  • Our Housing Management System is able to record the types of enquiries we receive via these messages, and our in house business analysts help us to understand what the themes of these contacts are.
  • We use our formal and informal complaints data to understand what our customers are telling us. This shapes a range of activities – from performancemonitoring discussions with our repairs contractors, to dedicated learning sessions with our service managers.
  • Community outreach is a key part of our Resident Engagement strategy, and we aim to make sure that everyone who lives in our diverse communities has an opportunity to interact with us.
  • We do this by working with community leaders and the voluntary/social enterprise sector to make meaningful connections and create links between us and the people they support and work with.

What it’s like to get involved

Here are some thoughts from two our our Your Voice members on what it's like to get involved

“I joined Your Voice to help make positive changes to the way MCC Housing treats its residents, since joining I’ve gained an avid interest in the homes/maintenance areas.

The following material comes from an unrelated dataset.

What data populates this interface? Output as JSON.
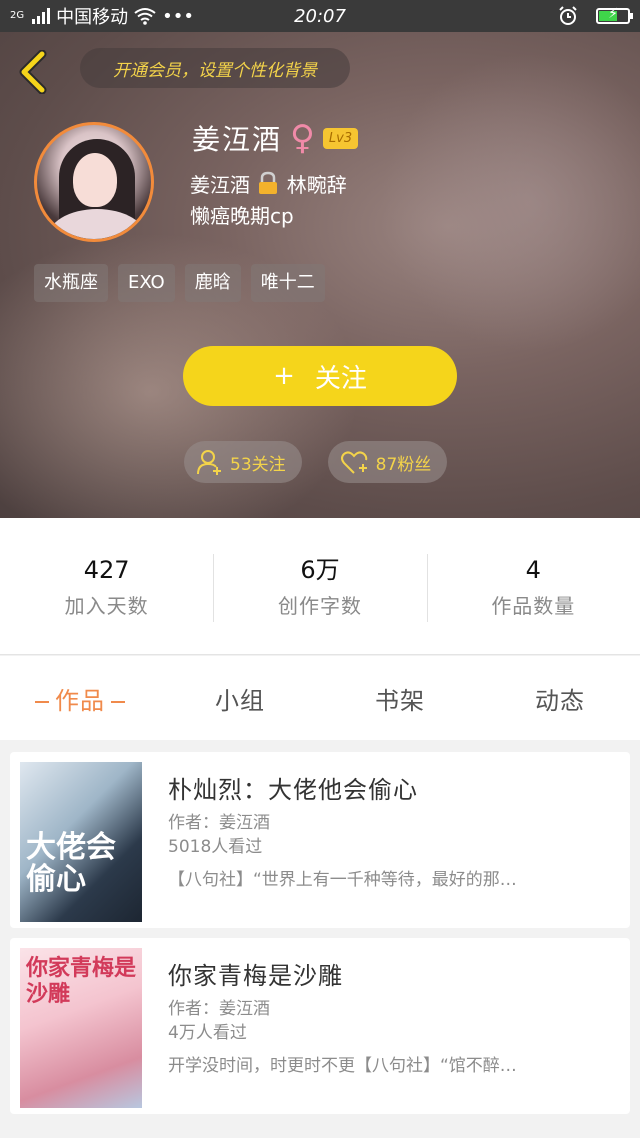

The group has also given me the opportunity to gain qualifications in social housing which in turn will help me within Your Voice meetings in the future. I’ve met lots of new people along the way, and hope our group can be successful in improving the quality of homes within our local communities.”

Claire Graham

“For me it’s been very inclusive and also you feel like your voice is being heard, not just as a single individual, as a tenant, but also as a community. It gives you a sense of purpose to know you are not just speaking for yourself, but for everybody else in your community, for your children, for the future of your neighbourhoods. Until you really understand what other people are going through, you can’t really empathise with them, so by MCC including tenants and residents who actually live within the community, it brings a shared experience to the initiative. I feel that I can truly advocate for our tenants, and that is really, really valuable”.

Gode Bolefo

We are always looking for new members to join us.

Members take part in regular meetings, they speak to staff and residents, and take part in focus groups and studies. This all works towards producing a report with recommendations on how to improve services.

What’s in it for me?

We offer a training program to all new members, as well as the opportunity to complete a Housing qualification. Members will also be able to attend housing-related conferences and seminars. The groups will be regularly briefed by staff on housing-related issues.

Find out more here:

“Thank you to all our residents who have given us the opportunity to listen and respond to their complaints this year – resident feedback is important and will help us improve our services in the future.”

Resident Experience Team

You can download a PDF version of this report here:

Housing Complaints Annual Report 2324